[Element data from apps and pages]

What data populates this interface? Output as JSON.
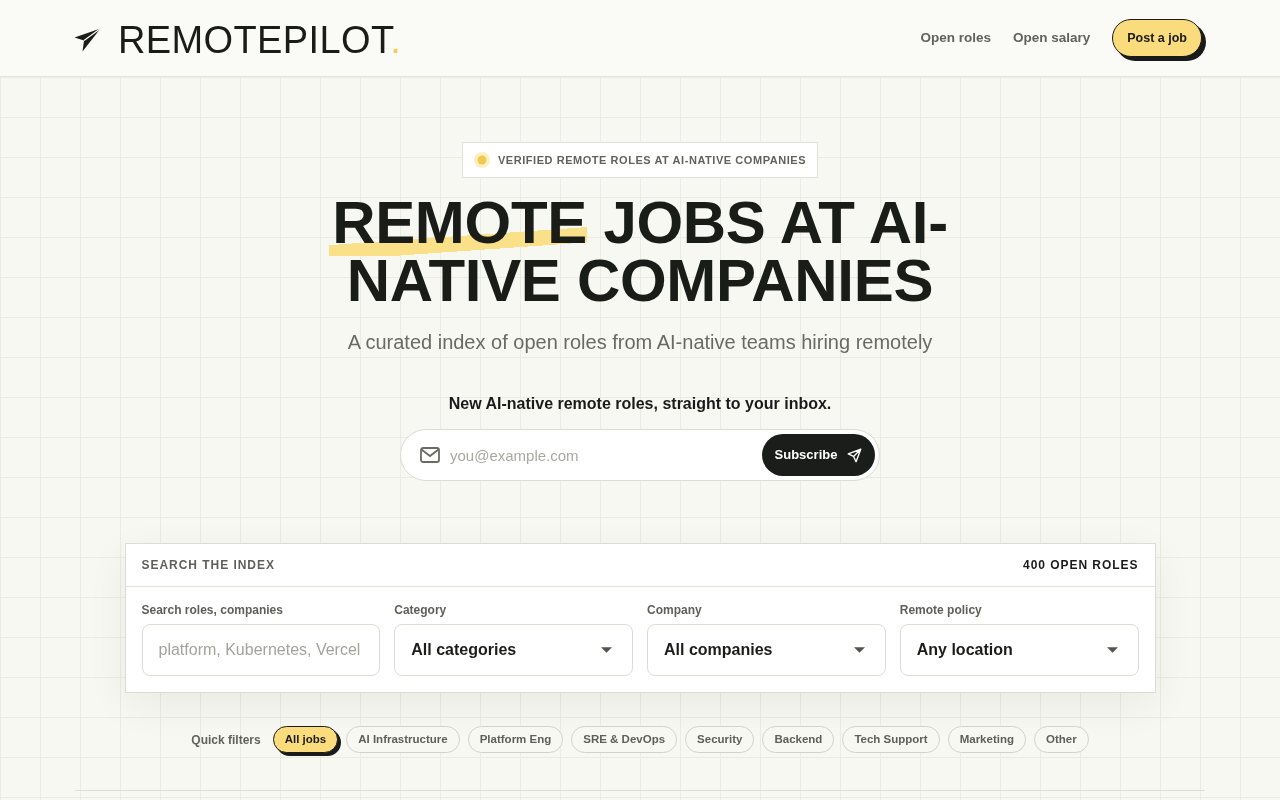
{
  "header": {
    "logo": {
      "name": "REMOTEPILOT",
      "dot": "."
    },
    "nav": [
      {
        "label": "Open roles"
      },
      {
        "label": "Open salary"
      }
    ],
    "cta": "Post a job"
  },
  "hero": {
    "badge": "VERIFIED REMOTE ROLES AT AI-NATIVE COMPANIES",
    "title": {
      "highlighted": "REMOTE",
      "rest": "JOBS AT AI-NATIVE COMPANIES"
    },
    "subtitle": "A curated index of open roles from AI-native teams hiring remotely",
    "newsletter": {
      "prompt": "New AI-native remote roles, straight to your inbox.",
      "email_placeholder": "you@example.com",
      "button": "Subscribe"
    }
  },
  "search": {
    "title": "SEARCH THE INDEX",
    "count": "400 OPEN ROLES",
    "fields": [
      {
        "kind": "text",
        "label": "Search roles, companies",
        "placeholder": "platform, Kubernetes, Vercel"
      },
      {
        "kind": "select",
        "label": "Category",
        "value": "All categories"
      },
      {
        "kind": "select",
        "label": "Company",
        "value": "All companies"
      },
      {
        "kind": "select",
        "label": "Remote policy",
        "value": "Any location"
      }
    ]
  },
  "quick_filters": {
    "label": "Quick filters",
    "chips": [
      {
        "label": "All jobs",
        "selected": true
      },
      {
        "label": "AI Infrastructure",
        "selected": false
      },
      {
        "label": "Platform Eng",
        "selected": false
      },
      {
        "label": "SRE & DevOps",
        "selected": false
      },
      {
        "label": "Security",
        "selected": false
      },
      {
        "label": "Backend",
        "selected": false
      },
      {
        "label": "Tech Support",
        "selected": false
      },
      {
        "label": "Marketing",
        "selected": false
      },
      {
        "label": "Other",
        "selected": false
      }
    ]
  }
}
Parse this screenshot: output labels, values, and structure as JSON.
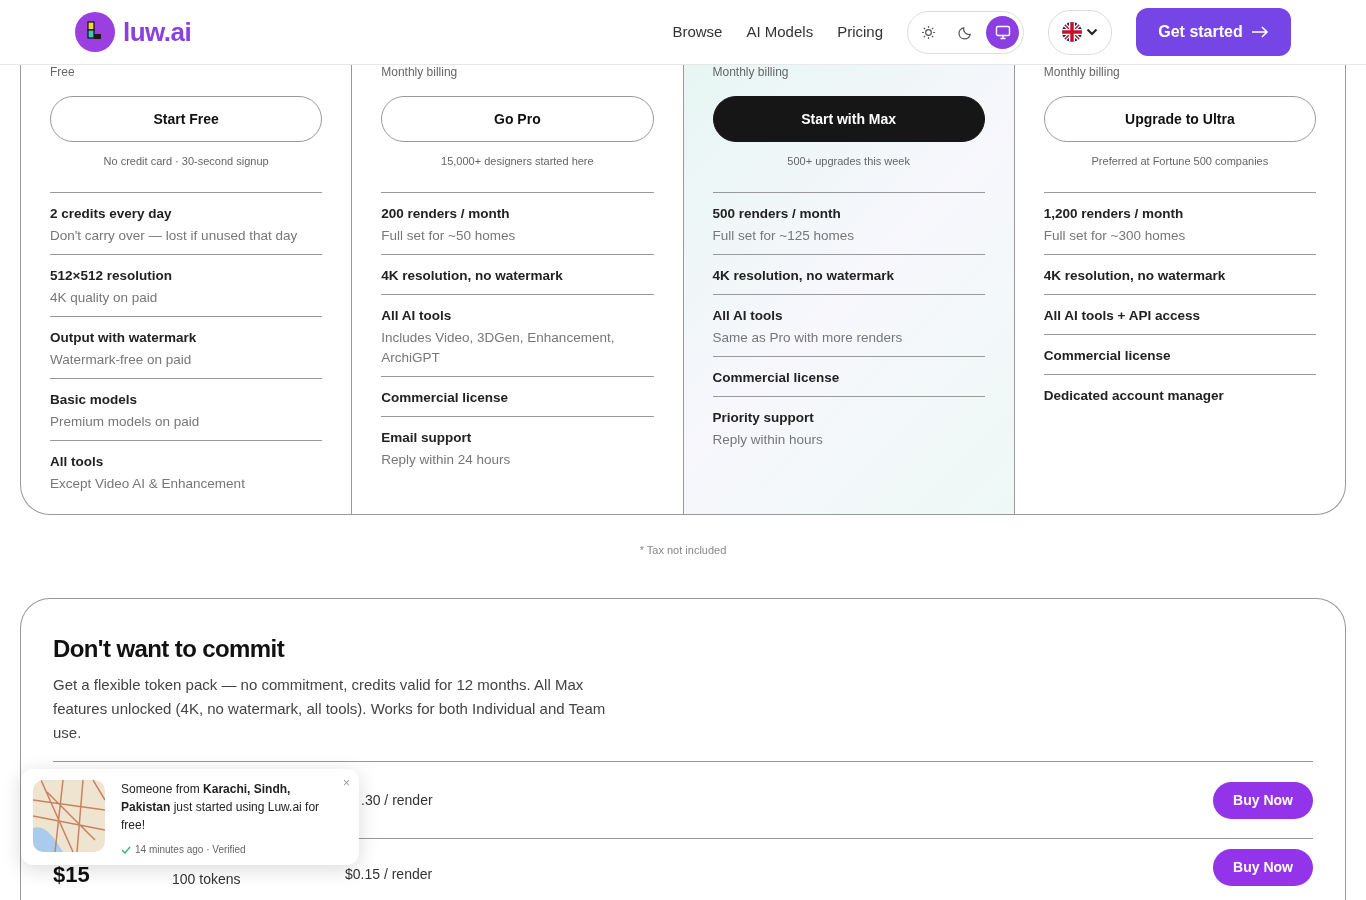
{
  "navbar": {
    "logo_text": "luw.ai",
    "links": [
      "Browse",
      "AI Models",
      "Pricing"
    ],
    "theme_options": [
      {
        "kind": "light",
        "selected": false
      },
      {
        "kind": "dark",
        "selected": false
      },
      {
        "kind": "system",
        "selected": true
      }
    ],
    "cta": "Get started"
  },
  "plans": [
    {
      "billing": "Free",
      "button": "Start Free",
      "highlighted": false,
      "note": "No credit card · 30-second signup",
      "features": [
        {
          "title": "2 credits every day",
          "detail": "Don't carry over — lost if unused that day"
        },
        {
          "title": "512×512 resolution",
          "detail": "4K quality on paid"
        },
        {
          "title": "Output with watermark",
          "detail": "Watermark-free on paid"
        },
        {
          "title": "Basic models",
          "detail": "Premium models on paid"
        },
        {
          "title": "All tools",
          "detail": "Except Video AI & Enhancement"
        }
      ]
    },
    {
      "billing": "Monthly billing",
      "button": "Go Pro",
      "highlighted": false,
      "note": "15,000+ designers started here",
      "features": [
        {
          "title": "200 renders / month",
          "detail": "Full set for ~50 homes"
        },
        {
          "title": "4K resolution, no watermark"
        },
        {
          "title": "All AI tools",
          "detail": "Includes Video, 3DGen, Enhancement, ArchiGPT"
        },
        {
          "title": "Commercial license"
        },
        {
          "title": "Email support",
          "detail": "Reply within 24 hours"
        }
      ]
    },
    {
      "billing": "Monthly billing",
      "button": "Start with Max",
      "highlighted": true,
      "note": "500+ upgrades this week",
      "features": [
        {
          "title": "500 renders / month",
          "detail": "Full set for ~125 homes"
        },
        {
          "title": "4K resolution, no watermark"
        },
        {
          "title": "All AI tools",
          "detail": "Same as Pro with more renders"
        },
        {
          "title": "Commercial license"
        },
        {
          "title": "Priority support",
          "detail": "Reply within hours"
        }
      ]
    },
    {
      "billing": "Monthly billing",
      "button": "Upgrade to Ultra",
      "highlighted": false,
      "note": "Preferred at Fortune 500 companies",
      "features": [
        {
          "title": "1,200 renders / month",
          "detail": "Full set for ~300 homes"
        },
        {
          "title": "4K resolution, no watermark"
        },
        {
          "title": "All AI tools + API access"
        },
        {
          "title": "Commercial license"
        },
        {
          "title": "Dedicated account manager"
        }
      ]
    }
  ],
  "tax_note": "* Tax not included",
  "token_packs": {
    "title": "Don't want to commit",
    "description": "Get a flexible token pack — no commitment, credits valid for 12 months. All Max features unlocked (4K, no watermark, all tools). Works for both Individual and Team use.",
    "rows": [
      {
        "per_render": ".30 / render",
        "button": "Buy Now"
      },
      {
        "price": "$15",
        "tokens": "100 tokens",
        "per_render": "$0.15 / render",
        "button": "Buy Now"
      }
    ]
  },
  "toast": {
    "message": "Someone from **Karachi, Sindh, Pakistan** just started using Luw.ai for free!",
    "close": "×",
    "meta": "14 minutes ago · Verified"
  }
}
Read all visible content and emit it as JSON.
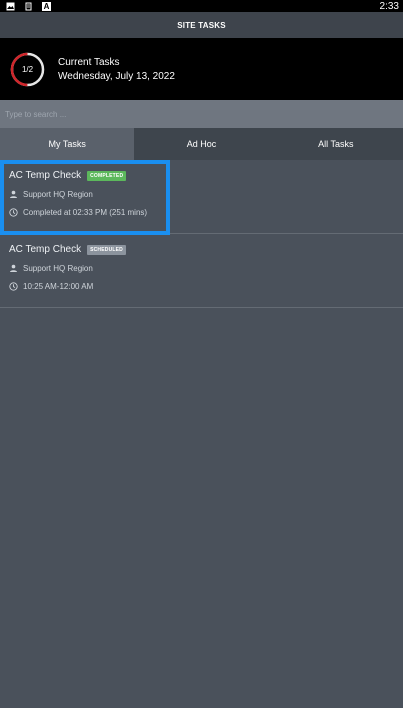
{
  "status_bar": {
    "time": "2:33",
    "icons": [
      "image-icon",
      "notification-icon",
      "app-a-icon"
    ],
    "a_glyph": "A"
  },
  "header": {
    "title": "SITE TASKS"
  },
  "summary": {
    "progress_label": "1/2",
    "progress_fraction": 0.5,
    "ring_color": "#d0262b",
    "ring_track_color": "#e6e6e6",
    "title": "Current Tasks",
    "date": "Wednesday, July 13, 2022"
  },
  "search": {
    "placeholder": "Type to search ..."
  },
  "tabs": [
    {
      "label": "My Tasks",
      "active": true
    },
    {
      "label": "Ad Hoc",
      "active": false
    },
    {
      "label": "All Tasks",
      "active": false
    }
  ],
  "tasks": [
    {
      "title": "AC Temp Check",
      "badge": "COMPLETED",
      "region": "Support HQ Region",
      "time": "Completed at 02:33 PM (251 mins)"
    },
    {
      "title": "AC Temp Check",
      "badge": "SCHEDULED",
      "region": "Support HQ Region",
      "time": "10:25 AM-12:00 AM"
    }
  ],
  "colors": {
    "highlight": "#1a8ff0",
    "completed": "#5cb85c",
    "scheduled": "#8c949e"
  }
}
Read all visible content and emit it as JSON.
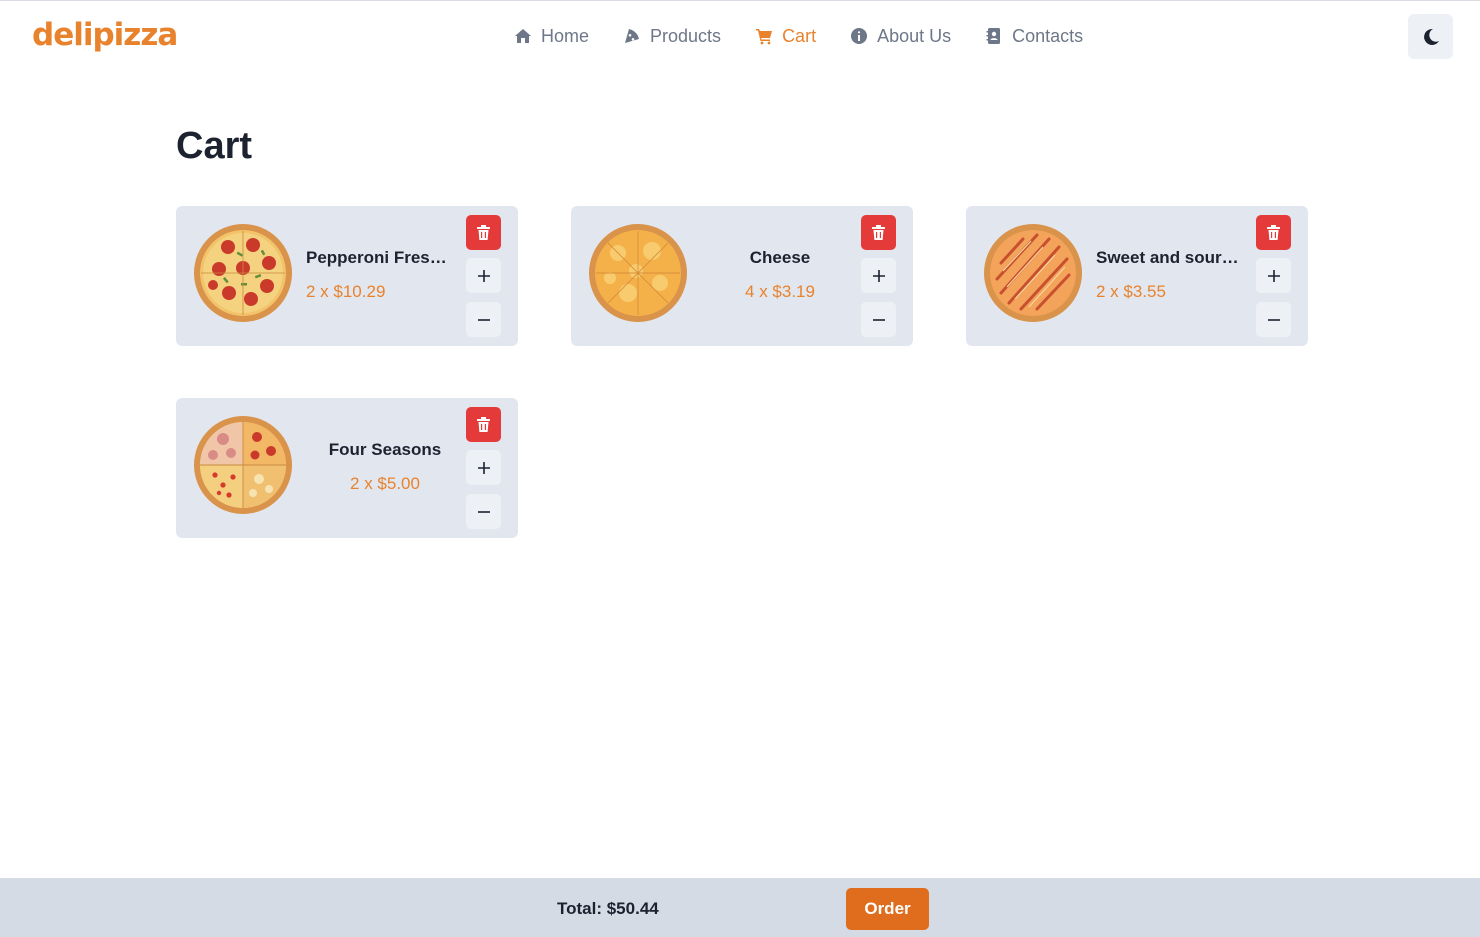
{
  "brand": {
    "logo_text": "delipizza",
    "color": "#e9822d"
  },
  "nav": {
    "items": [
      {
        "label": "Home",
        "icon": "home-icon"
      },
      {
        "label": "Products",
        "icon": "pizza-slice-icon"
      },
      {
        "label": "Cart",
        "icon": "cart-icon",
        "active": true
      },
      {
        "label": "About Us",
        "icon": "info-icon"
      },
      {
        "label": "Contacts",
        "icon": "contact-book-icon"
      }
    ],
    "theme_toggle_icon": "moon-icon"
  },
  "page": {
    "title": "Cart"
  },
  "cart": {
    "items": [
      {
        "name": "Pepperoni Fres…",
        "price": "2 x $10.29",
        "pizza": "pepperoni"
      },
      {
        "name": "Cheese",
        "price": "4 x $3.19",
        "pizza": "cheese"
      },
      {
        "name": "Sweet and sour…",
        "price": "2 x $3.55",
        "pizza": "sweet-sour"
      },
      {
        "name": "Four Seasons",
        "price": "2 x $5.00",
        "pizza": "four-seasons"
      }
    ]
  },
  "footer": {
    "total": "Total: $50.44",
    "order_label": "Order"
  },
  "colors": {
    "accent": "#e9822d",
    "delete": "#e53a3a",
    "order": "#e06d1d",
    "card": "#e2e7ef",
    "footer": "#d4dbe4"
  }
}
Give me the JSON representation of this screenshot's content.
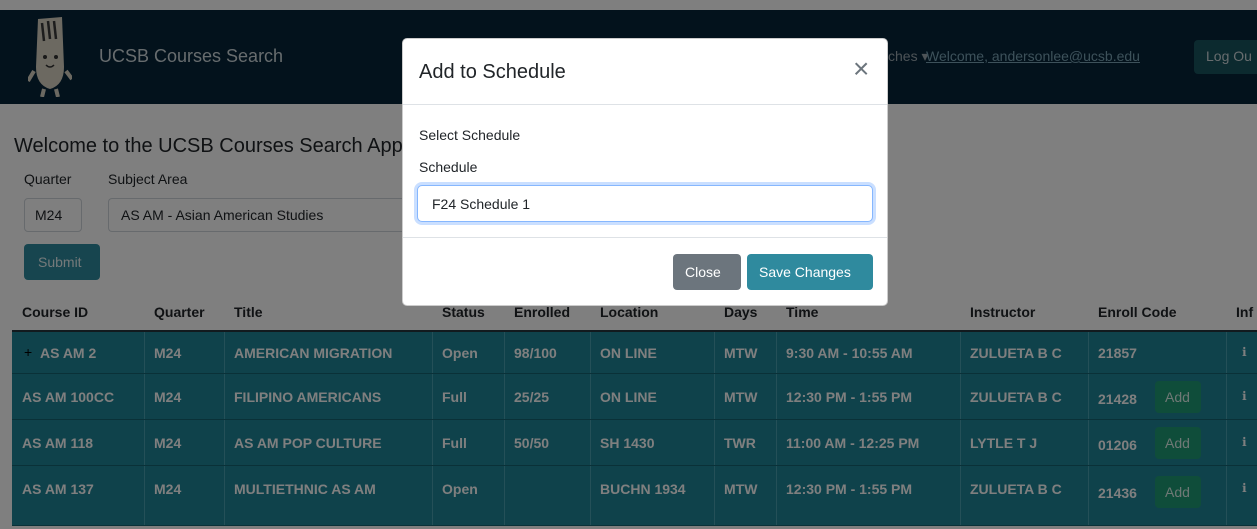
{
  "navbar": {
    "brand": "UCSB Courses Search",
    "menu_partial": "ches ▾",
    "welcome": "Welcome, andersonlee@ucsb.edu",
    "logout_label": "Log Ou"
  },
  "page": {
    "welcome_heading": "Welcome to the UCSB Courses Search App!",
    "quarter_label": "Quarter",
    "subject_label": "Subject Area",
    "quarter_value": "M24",
    "subject_value": "AS AM - Asian American Studies",
    "submit_label": "Submit"
  },
  "table": {
    "headers": [
      "Course ID",
      "Quarter",
      "Title",
      "Status",
      "Enrolled",
      "Location",
      "Days",
      "Time",
      "Instructor",
      "Enroll Code",
      "Inf"
    ],
    "rows": [
      {
        "course_id": "AS AM 2",
        "quarter": "M24",
        "title": "AMERICAN MIGRATION",
        "status": "Open",
        "enrolled": "98/100",
        "location": "ON LINE",
        "days": "MTW",
        "time": "9:30 AM - 10:55 AM",
        "instructor": "ZULUETA B C",
        "enroll_code": "21857",
        "add": ""
      },
      {
        "course_id": "AS AM 100CC",
        "quarter": "M24",
        "title": "FILIPINO AMERICANS",
        "status": "Full",
        "enrolled": "25/25",
        "location": "ON LINE",
        "days": "MTW",
        "time": "12:30 PM - 1:55 PM",
        "instructor": "ZULUETA B C",
        "enroll_code": "21428",
        "add": "Add"
      },
      {
        "course_id": "AS AM 118",
        "quarter": "M24",
        "title": "AS AM POP CULTURE",
        "status": "Full",
        "enrolled": "50/50",
        "location": "SH 1430",
        "days": "TWR",
        "time": "11:00 AM - 12:25 PM",
        "instructor": "LYTLE T J",
        "enroll_code": "01206",
        "add": "Add"
      },
      {
        "course_id": "AS AM 137",
        "quarter": "M24",
        "title": "MULTIETHNIC AS AM",
        "status": "Open",
        "enrolled": "",
        "location": "BUCHN 1934",
        "days": "MTW",
        "time": "12:30 PM - 1:55 PM",
        "instructor": "ZULUETA B C",
        "enroll_code": "21436",
        "add": "Add"
      }
    ]
  },
  "modal": {
    "title": "Add to Schedule",
    "close_glyph": "×",
    "select_label": "Select Schedule",
    "schedule_label": "Schedule",
    "schedule_value": "F24 Schedule 1",
    "close_label": "Close",
    "save_label": "Save Changes"
  },
  "icons": {
    "plus": "+",
    "info": "ℹ"
  },
  "colors": {
    "navbar": "#062539",
    "row": "#1f8496",
    "primary": "#2f8a9e",
    "add": "#1f9a74",
    "secondary": "#6c757d"
  }
}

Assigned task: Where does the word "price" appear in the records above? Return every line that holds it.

Reply to the exercise:
        "price": "$15",
        "price": "2 x $10.29",
        "price": "4 x $3.19",
        "price": "2 x $3.55",
        "price": "2 x $5.00",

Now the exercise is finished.